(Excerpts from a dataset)
════════════════
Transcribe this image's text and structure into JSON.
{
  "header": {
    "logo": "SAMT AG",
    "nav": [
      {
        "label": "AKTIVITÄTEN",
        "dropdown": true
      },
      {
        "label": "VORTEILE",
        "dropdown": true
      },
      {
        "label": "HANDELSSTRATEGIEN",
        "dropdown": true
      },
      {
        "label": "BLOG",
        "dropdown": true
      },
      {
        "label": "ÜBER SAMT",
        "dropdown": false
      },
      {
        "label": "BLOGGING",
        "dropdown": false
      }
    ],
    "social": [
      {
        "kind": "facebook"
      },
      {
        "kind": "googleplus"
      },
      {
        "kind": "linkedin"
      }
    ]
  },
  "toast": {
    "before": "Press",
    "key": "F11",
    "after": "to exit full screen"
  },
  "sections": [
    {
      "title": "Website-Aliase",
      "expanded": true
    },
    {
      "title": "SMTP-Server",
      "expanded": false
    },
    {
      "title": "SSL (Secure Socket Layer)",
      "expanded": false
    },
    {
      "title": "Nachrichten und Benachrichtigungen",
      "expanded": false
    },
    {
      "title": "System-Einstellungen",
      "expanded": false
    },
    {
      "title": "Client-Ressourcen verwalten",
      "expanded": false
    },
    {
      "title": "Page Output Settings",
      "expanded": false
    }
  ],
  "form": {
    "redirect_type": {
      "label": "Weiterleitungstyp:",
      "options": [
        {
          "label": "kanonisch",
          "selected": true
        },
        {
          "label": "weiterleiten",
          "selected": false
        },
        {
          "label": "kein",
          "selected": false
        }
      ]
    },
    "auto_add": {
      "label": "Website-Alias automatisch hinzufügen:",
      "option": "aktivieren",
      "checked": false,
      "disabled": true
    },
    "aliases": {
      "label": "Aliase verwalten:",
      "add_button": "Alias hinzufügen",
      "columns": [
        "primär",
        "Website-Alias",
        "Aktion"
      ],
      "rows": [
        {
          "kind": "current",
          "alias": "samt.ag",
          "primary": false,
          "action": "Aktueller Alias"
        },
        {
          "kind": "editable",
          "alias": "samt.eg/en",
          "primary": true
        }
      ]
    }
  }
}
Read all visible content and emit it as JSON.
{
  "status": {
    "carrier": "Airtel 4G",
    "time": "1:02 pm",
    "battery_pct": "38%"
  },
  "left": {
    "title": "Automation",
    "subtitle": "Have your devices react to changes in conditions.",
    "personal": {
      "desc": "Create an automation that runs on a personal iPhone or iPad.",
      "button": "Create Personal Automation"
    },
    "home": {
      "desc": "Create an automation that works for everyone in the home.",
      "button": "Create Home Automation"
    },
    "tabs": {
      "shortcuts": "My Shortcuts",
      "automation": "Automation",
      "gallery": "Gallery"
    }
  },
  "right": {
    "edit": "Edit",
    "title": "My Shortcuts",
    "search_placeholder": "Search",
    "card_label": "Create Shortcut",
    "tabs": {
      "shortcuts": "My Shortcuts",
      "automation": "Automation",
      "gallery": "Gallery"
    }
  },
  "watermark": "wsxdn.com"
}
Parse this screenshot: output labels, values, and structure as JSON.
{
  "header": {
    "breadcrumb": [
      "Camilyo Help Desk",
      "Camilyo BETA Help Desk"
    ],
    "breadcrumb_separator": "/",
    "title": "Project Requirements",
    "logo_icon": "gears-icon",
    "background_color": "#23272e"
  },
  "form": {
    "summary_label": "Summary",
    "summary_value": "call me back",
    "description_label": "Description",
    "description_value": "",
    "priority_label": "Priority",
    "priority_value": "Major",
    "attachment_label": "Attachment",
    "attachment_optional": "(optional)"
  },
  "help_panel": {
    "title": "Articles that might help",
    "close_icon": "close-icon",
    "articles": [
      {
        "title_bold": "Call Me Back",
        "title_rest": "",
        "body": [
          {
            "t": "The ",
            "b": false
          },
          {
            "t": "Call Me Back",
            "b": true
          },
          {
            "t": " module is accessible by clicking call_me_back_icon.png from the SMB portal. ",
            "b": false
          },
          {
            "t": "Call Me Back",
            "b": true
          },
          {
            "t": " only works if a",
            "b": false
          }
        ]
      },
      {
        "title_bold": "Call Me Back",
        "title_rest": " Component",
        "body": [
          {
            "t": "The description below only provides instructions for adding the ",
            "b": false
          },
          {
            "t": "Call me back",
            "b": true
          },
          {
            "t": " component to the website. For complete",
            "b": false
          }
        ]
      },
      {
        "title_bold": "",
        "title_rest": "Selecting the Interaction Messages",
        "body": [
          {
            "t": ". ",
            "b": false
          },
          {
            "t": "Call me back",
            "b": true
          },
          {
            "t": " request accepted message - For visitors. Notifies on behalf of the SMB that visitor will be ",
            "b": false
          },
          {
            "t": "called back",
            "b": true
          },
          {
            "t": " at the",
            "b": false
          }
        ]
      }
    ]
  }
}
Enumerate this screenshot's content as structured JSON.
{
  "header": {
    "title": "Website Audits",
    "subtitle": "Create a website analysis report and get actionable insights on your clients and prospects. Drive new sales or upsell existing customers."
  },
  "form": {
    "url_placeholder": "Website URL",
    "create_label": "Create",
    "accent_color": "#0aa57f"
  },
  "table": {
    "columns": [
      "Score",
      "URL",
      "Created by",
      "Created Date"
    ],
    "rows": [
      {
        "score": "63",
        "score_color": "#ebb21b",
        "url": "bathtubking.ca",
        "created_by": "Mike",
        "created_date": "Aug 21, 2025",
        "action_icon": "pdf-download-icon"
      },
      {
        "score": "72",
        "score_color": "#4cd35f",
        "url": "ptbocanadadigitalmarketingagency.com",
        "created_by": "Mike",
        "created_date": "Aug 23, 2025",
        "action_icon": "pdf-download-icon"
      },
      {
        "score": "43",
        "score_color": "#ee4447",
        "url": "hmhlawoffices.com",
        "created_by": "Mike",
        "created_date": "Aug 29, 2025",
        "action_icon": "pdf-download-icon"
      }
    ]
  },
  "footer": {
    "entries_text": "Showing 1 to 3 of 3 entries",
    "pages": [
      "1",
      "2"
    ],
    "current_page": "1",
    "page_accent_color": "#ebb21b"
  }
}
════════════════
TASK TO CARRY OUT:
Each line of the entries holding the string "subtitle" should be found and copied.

EXERCISE ANSWER:
    "subtitle": "Have your devices react to changes in conditions.",
    "subtitle": "Create a website analysis report and get actionable insights on your clients and prospects. Drive new sales or upsell existing customers."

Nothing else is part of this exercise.